* Dollar touches 2-week high vs euro, 1-month high vs yen
* Oil price slump supports dollar
* U.S. housing bill improves confidence in financials (Recasts; adds comments, changes byline)
By Vivianne Rodrigues
NEW YORK, July 23 (Reuters) - The dollar rallied to a one-month peak against the yen and a two-week high against the euro on Wednesday, supported by a further drop in oil prices and improved confidence in the U.S. financial sector.
Oil prices, which are trading more than $20 below this month's record peak CLc1 of $147.27, continued their decline on Wednesday following the release of U.S. crude inventory data, giving the greenback a generally bid tone.
At the same time, the U.S. House of Representatives prepared to vote on a measure that is expected to help the housing sector recover from its worst downturn since the Great Depression. The White House said President George W. Bush will sign the bill into law.
"U.S. equities, oil prices and a little bit of hangover from yesterday's hawkish Fed speak have kept the dollar supported so far on Wednesday," said Ronald Simpson, managing director of global currency analysis at Action Economics in Tampa, Florida.
"Congress is planning on passing this housing bill today, and the president said he was going to sign it," he added. "While it's not a fix to the problem, it certainly is going to allay some fears, at least for the short term."
In late afternoon trading in New York, the dollar climbed to its highest level in a month at 107.97 yen <JPY=>, according to Reuters data, before easing back to 107.88 yen, still up 0.4 percent.
The euro had fallen as low as $1.5671 <EUR=>, its weakest level since July 9 and more than 3 U.S. cents below last week's record high of $1.6037, according to Reuters Dealing. It last traded at $1.5688, down 0.6 percent on the day.
Adding to the euro's downside was data showing euro zone new industrial orders fell more sharply than expected.
The dollar rose to a one-month high of 1.0400 against the safe-haven Swiss franc <CHF=>.
The greenback also continued to benefit from comments from Philadelphia Federal Reserve President Charles Plosser, who said on Tuesday that the U.S. central bank may have to raise interest rates sooner rather than later to combat inflation.
The implied prospects for the Fed to increase benchmark lending rates in September, to 2.25 percent from 2 percent, hit 68 percent, compared with 52 percent late on Tuesday and 26 percent a week ago.
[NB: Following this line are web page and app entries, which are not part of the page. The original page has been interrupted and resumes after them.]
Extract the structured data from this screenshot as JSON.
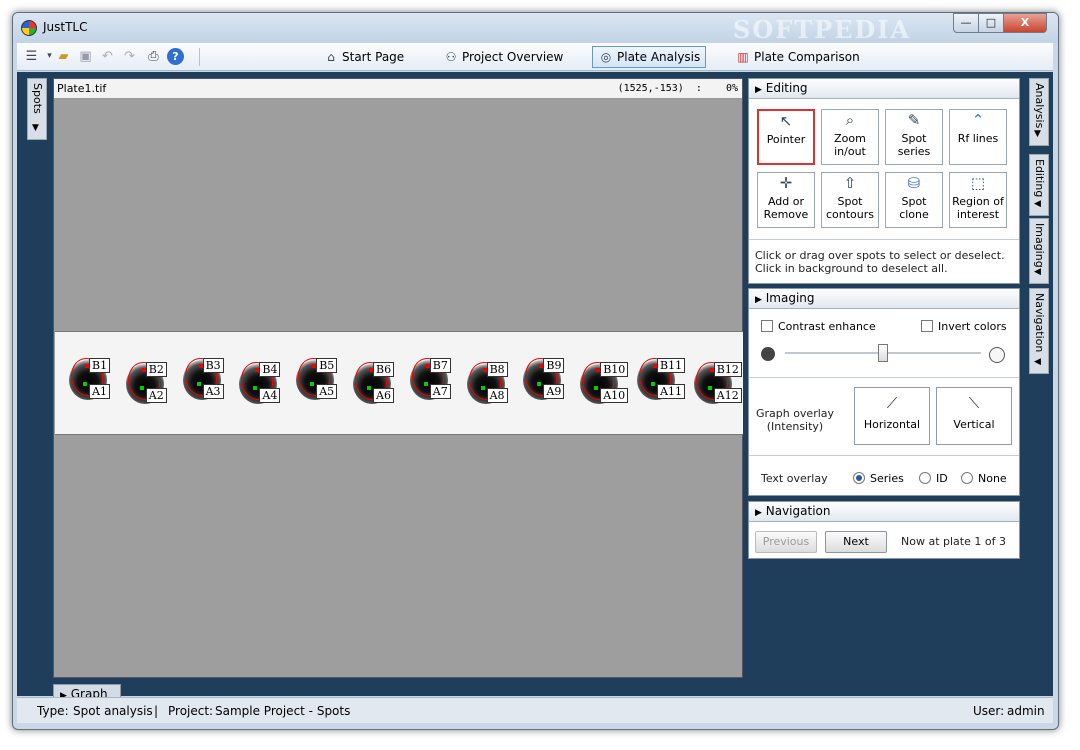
{
  "window": {
    "title": "JustTLC",
    "watermark": "SOFTPEDIA",
    "min_label": "—",
    "max_label": "□",
    "close_label": "X"
  },
  "toolbar": {
    "icons": [
      "list-icon",
      "open-folder-icon",
      "save-icon",
      "undo-icon",
      "redo-icon",
      "print-icon",
      "help-icon"
    ],
    "nav": [
      {
        "label": "Start Page",
        "icon": "start-page-icon"
      },
      {
        "label": "Project Overview",
        "icon": "project-overview-icon"
      },
      {
        "label": "Plate Analysis",
        "icon": "plate-analysis-icon",
        "active": true
      },
      {
        "label": "Plate Comparison",
        "icon": "plate-comparison-icon"
      }
    ]
  },
  "left_panel": {
    "spots_tab": "Spots"
  },
  "image": {
    "name": "Plate1.tif",
    "coords": "(1525,-153)  :    0%",
    "spots": [
      {
        "top": "B1",
        "bottom": "A1"
      },
      {
        "top": "B2",
        "bottom": "A2"
      },
      {
        "top": "B3",
        "bottom": "A3"
      },
      {
        "top": "B4",
        "bottom": "A4"
      },
      {
        "top": "B5",
        "bottom": "A5"
      },
      {
        "top": "B6",
        "bottom": "A6"
      },
      {
        "top": "B7",
        "bottom": "A7"
      },
      {
        "top": "B8",
        "bottom": "A8"
      },
      {
        "top": "B9",
        "bottom": "A9"
      },
      {
        "top": "B10",
        "bottom": "A10"
      },
      {
        "top": "B11",
        "bottom": "A11"
      },
      {
        "top": "B12",
        "bottom": "A12"
      }
    ]
  },
  "graph_tab": "Graph",
  "editing": {
    "header": "Editing",
    "tools": [
      {
        "label": "Pointer",
        "icon": "pointer-icon",
        "selected": true
      },
      {
        "label": "Zoom in/out",
        "icon": "zoom-icon"
      },
      {
        "label": "Spot series",
        "icon": "spot-series-icon"
      },
      {
        "label": "Rf lines",
        "icon": "rf-lines-icon"
      },
      {
        "label": "Add or Remove",
        "icon": "add-remove-icon"
      },
      {
        "label": "Spot contours",
        "icon": "spot-contours-icon"
      },
      {
        "label": "Spot clone",
        "icon": "spot-clone-icon"
      },
      {
        "label": "Region of interest",
        "icon": "region-of-interest-icon"
      }
    ],
    "hint": "Click or drag over spots to select or deselect. Click in background to deselect all."
  },
  "imaging": {
    "header": "Imaging",
    "contrast_enhance": "Contrast enhance",
    "invert_colors": "Invert colors",
    "slider_value": 0.5,
    "graph_overlay_label": "Graph overlay (Intensity)",
    "horizontal": "Horizontal",
    "vertical": "Vertical",
    "text_overlay_label": "Text overlay",
    "text_overlay_options": [
      "Series",
      "ID",
      "None"
    ],
    "text_overlay_selected": "Series"
  },
  "navigation": {
    "header": "Navigation",
    "previous": "Previous",
    "next": "Next",
    "status": "Now at plate 1 of 3"
  },
  "right_tabs": [
    "Analysis",
    "Editing",
    "Imaging",
    "Navigation"
  ],
  "status": {
    "type_label": "Type:",
    "type_value": "Spot analysis",
    "separator": "|",
    "project_label": "Project:",
    "project_value": "Sample Project - Spots",
    "user_label": "User:",
    "user_value": "admin"
  },
  "colors": {
    "workspace_bg": "#1f3e5c",
    "selected_border": "#e03030",
    "contour": "#e00000",
    "marker_red": "#e00000",
    "marker_green": "#00c000"
  }
}
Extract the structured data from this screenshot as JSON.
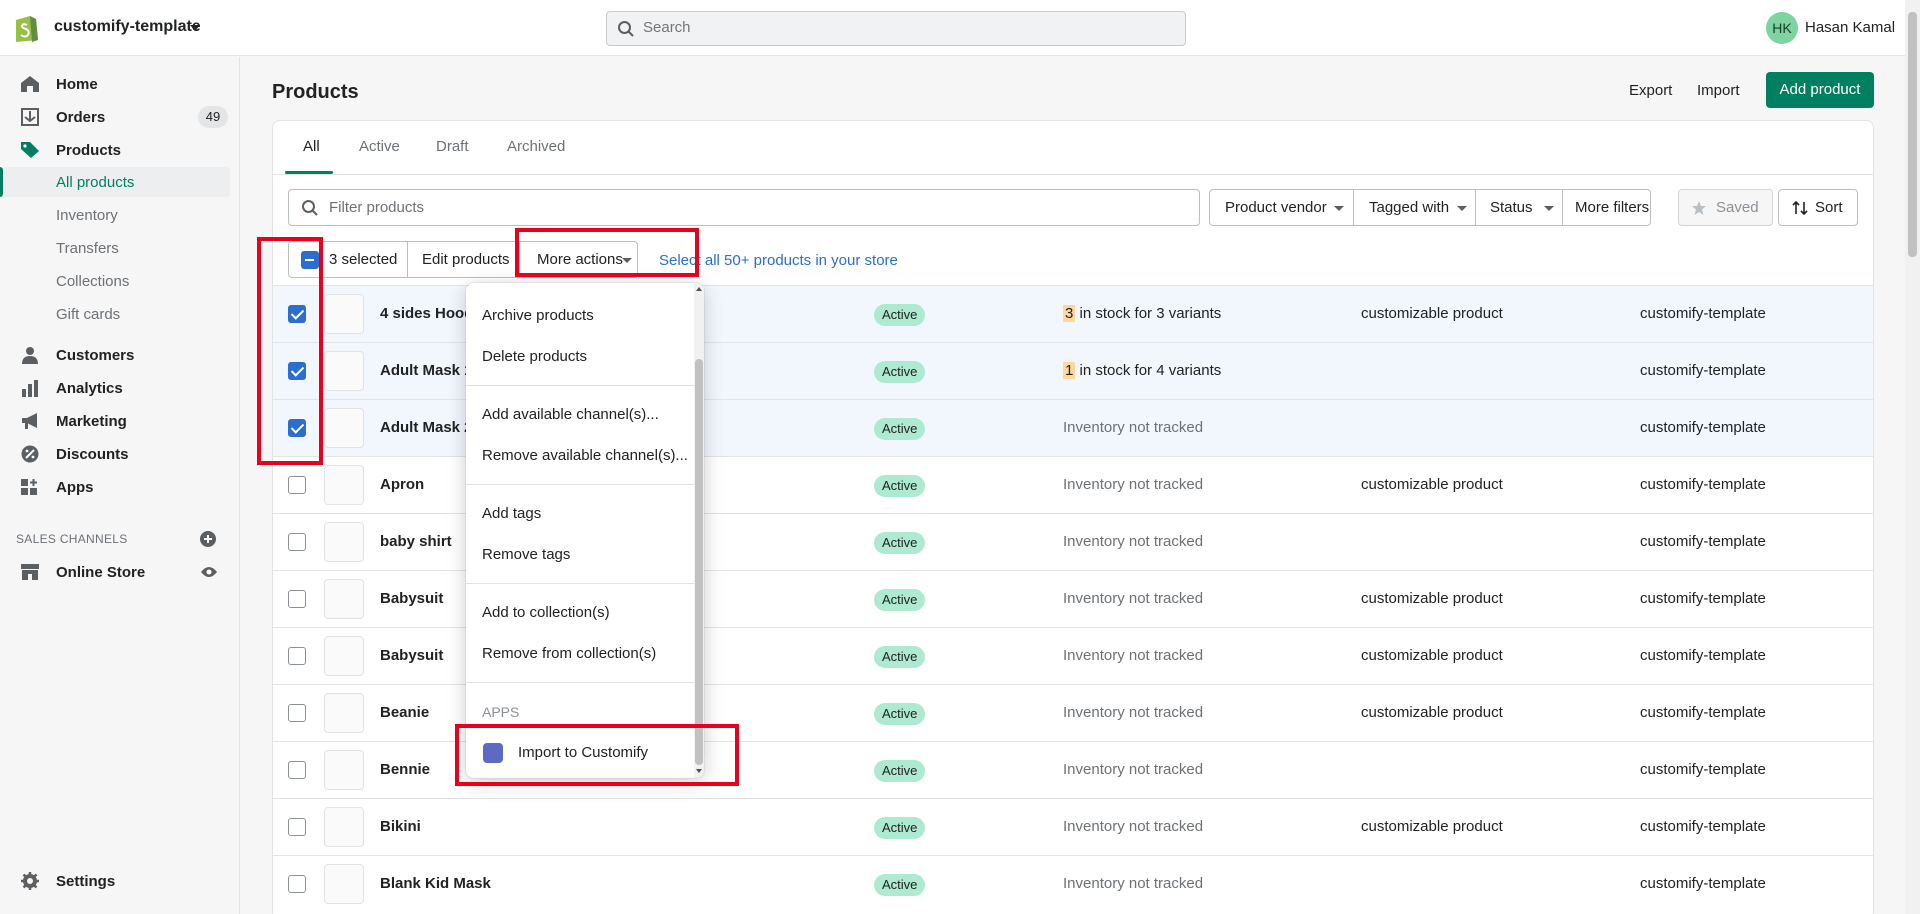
{
  "topbar": {
    "store_name": "customify-template",
    "search_placeholder": "Search",
    "user_initials": "HK",
    "user_name": "Hasan Kamal"
  },
  "sidebar": {
    "items": [
      {
        "label": "Home",
        "icon": "home-icon"
      },
      {
        "label": "Orders",
        "icon": "orders-icon",
        "badge": "49"
      },
      {
        "label": "Products",
        "icon": "tag-icon"
      }
    ],
    "product_sub": [
      "All products",
      "Inventory",
      "Transfers",
      "Collections",
      "Gift cards"
    ],
    "items2": [
      {
        "label": "Customers",
        "icon": "person-icon"
      },
      {
        "label": "Analytics",
        "icon": "bar-chart-icon"
      },
      {
        "label": "Marketing",
        "icon": "megaphone-icon"
      },
      {
        "label": "Discounts",
        "icon": "discount-icon"
      },
      {
        "label": "Apps",
        "icon": "apps-icon"
      }
    ],
    "sales_channels_title": "SALES CHANNELS",
    "online_store": "Online Store",
    "settings": "Settings"
  },
  "page": {
    "title": "Products",
    "export": "Export",
    "import": "Import",
    "add_product": "Add product"
  },
  "tabs": [
    "All",
    "Active",
    "Draft",
    "Archived"
  ],
  "filters": {
    "placeholder": "Filter products",
    "vendor": "Product vendor",
    "tagged": "Tagged with",
    "status": "Status",
    "more": "More filters",
    "saved": "Saved",
    "sort": "Sort"
  },
  "bulk": {
    "selected": "3 selected",
    "edit": "Edit products",
    "more_actions": "More actions",
    "select_all": "Select all 50+ products in your store"
  },
  "dropdown": {
    "group1": [
      "Archive products",
      "Delete products"
    ],
    "group2": [
      "Add available channel(s)...",
      "Remove available channel(s)..."
    ],
    "group3": [
      "Add tags",
      "Remove tags"
    ],
    "group4": [
      "Add to collection(s)",
      "Remove from collection(s)"
    ],
    "apps_title": "APPS",
    "app_action": "Import to Customify"
  },
  "rows": [
    {
      "name": "4 sides Hoodie",
      "status": "Active",
      "inv_count": "3",
      "inv_text": " in stock for 3 variants",
      "type": "customizable product",
      "vendor": "customify-template",
      "selected": true
    },
    {
      "name": "Adult Mask 1",
      "status": "Active",
      "inv_count": "1",
      "inv_text": " in stock for 4 variants",
      "type": "",
      "vendor": "customify-template",
      "selected": true
    },
    {
      "name": "Adult Mask 2",
      "status": "Active",
      "inv_count": "",
      "inv_text": "Inventory not tracked",
      "type": "",
      "vendor": "customify-template",
      "selected": true
    },
    {
      "name": "Apron",
      "status": "Active",
      "inv_count": "",
      "inv_text": "Inventory not tracked",
      "type": "customizable product",
      "vendor": "customify-template",
      "selected": false
    },
    {
      "name": "baby shirt",
      "status": "Active",
      "inv_count": "",
      "inv_text": "Inventory not tracked",
      "type": "",
      "vendor": "customify-template",
      "selected": false
    },
    {
      "name": "Babysuit",
      "status": "Active",
      "inv_count": "",
      "inv_text": "Inventory not tracked",
      "type": "customizable product",
      "vendor": "customify-template",
      "selected": false
    },
    {
      "name": "Babysuit",
      "status": "Active",
      "inv_count": "",
      "inv_text": "Inventory not tracked",
      "type": "customizable product",
      "vendor": "customify-template",
      "selected": false
    },
    {
      "name": "Beanie",
      "status": "Active",
      "inv_count": "",
      "inv_text": "Inventory not tracked",
      "type": "customizable product",
      "vendor": "customify-template",
      "selected": false
    },
    {
      "name": "Bennie",
      "status": "Active",
      "inv_count": "",
      "inv_text": "Inventory not tracked",
      "type": "",
      "vendor": "customify-template",
      "selected": false
    },
    {
      "name": "Bikini",
      "status": "Active",
      "inv_count": "",
      "inv_text": "Inventory not tracked",
      "type": "customizable product",
      "vendor": "customify-template",
      "selected": false
    },
    {
      "name": "Blank Kid Mask",
      "status": "Active",
      "inv_count": "",
      "inv_text": "Inventory not tracked",
      "type": "",
      "vendor": "customify-template",
      "selected": false
    }
  ],
  "colors": {
    "accent": "#008060",
    "link": "#2c6ecb",
    "status_bg": "#aee9d1",
    "annotation": "#e8001c"
  }
}
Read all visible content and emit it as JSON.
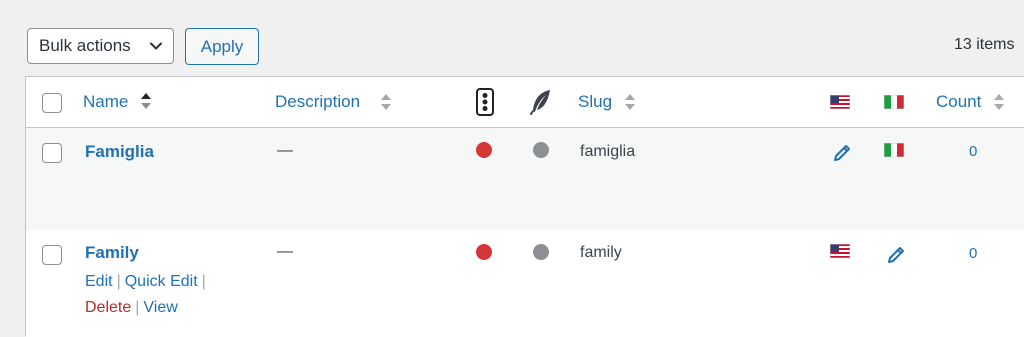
{
  "tablenav": {
    "bulk_actions": "Bulk actions",
    "apply_label": "Apply",
    "items_count": "13 items"
  },
  "columns": {
    "name": "Name",
    "description": "Description",
    "slug": "Slug",
    "count": "Count"
  },
  "icons": {
    "status": "traffic-light-icon",
    "language": "feather-icon",
    "flag_us": "us-flag-icon",
    "flag_it": "it-flag-icon",
    "edit_translation": "pencil-icon"
  },
  "rows": [
    {
      "name": "Famiglia",
      "description": "—",
      "status_color": "#d63638",
      "slug": "famiglia",
      "count": "0"
    },
    {
      "name": "Family",
      "description": "—",
      "status_color": "#d63638",
      "slug": "family",
      "count": "0",
      "actions": {
        "edit": "Edit",
        "quick_edit": "Quick Edit",
        "delete": "Delete",
        "view": "View"
      }
    }
  ],
  "colors": {
    "link": "#2271b1",
    "delete": "#b32d2e",
    "background": "#f0f0f1"
  }
}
For details, see [ID:nCHB000501].
BEIGE BOOK, MORE DATA AHEAD
A Federal Reserve survey of economic conditions showed that price pressures were elevated or increasing across the United States in recent weeks, even though the pace of economic growth slowed. [ID:nN23443852]
"All reporting districts characterized overall price pressures as elevated on increasing," the Fed said in its Beige Book report on the state of the economy through July 14.
"The Beige Book report reaffirms the stagflationary bias occurring in both the inflation and growth categories and that the Fed is likely to remain boxed in by the credit environment," said Alan Ruskin, chief international strategist at RBS Global Banking & Markets. "However, today the market will continue to focus on oil, where price slippage is still regarded as EUR/USD negative."
Analysts said more data on Thursday -- along with oil price and equity developments -- would also be key in determining whether the slide in euro/dollar lasts or soon gives way to another try beyond $1.60.
U.S. existing home sales will vie for attention with German Ifo business sentiment survey and euro zone flash PMI, market watchers said.
"The combination of prolonged Ifo and PMI weakness could further punish the single currency to as low as $1.5660," Ashraf Laidi, chief FX strategist at CMC Markets U.S. in New York, said in a research note.
The biggest loser among the majors was the New Zealand dollar, which slipped 1 percent to US$0.7512 <NZD=> after New Zealand finance company Hanover Finance said it was suspending repayments of existing loans and interest.
Analysts said there could be scope for a recovery, however, if the Reserve Bank of New Zealand leaves rates on hold at 8.25 percent on Thursday, disappointing minority bets for a cut. (Additional reporting by Wanfeng Zhou and Nick Olivari in New York; Editing by Jonathan Oatis)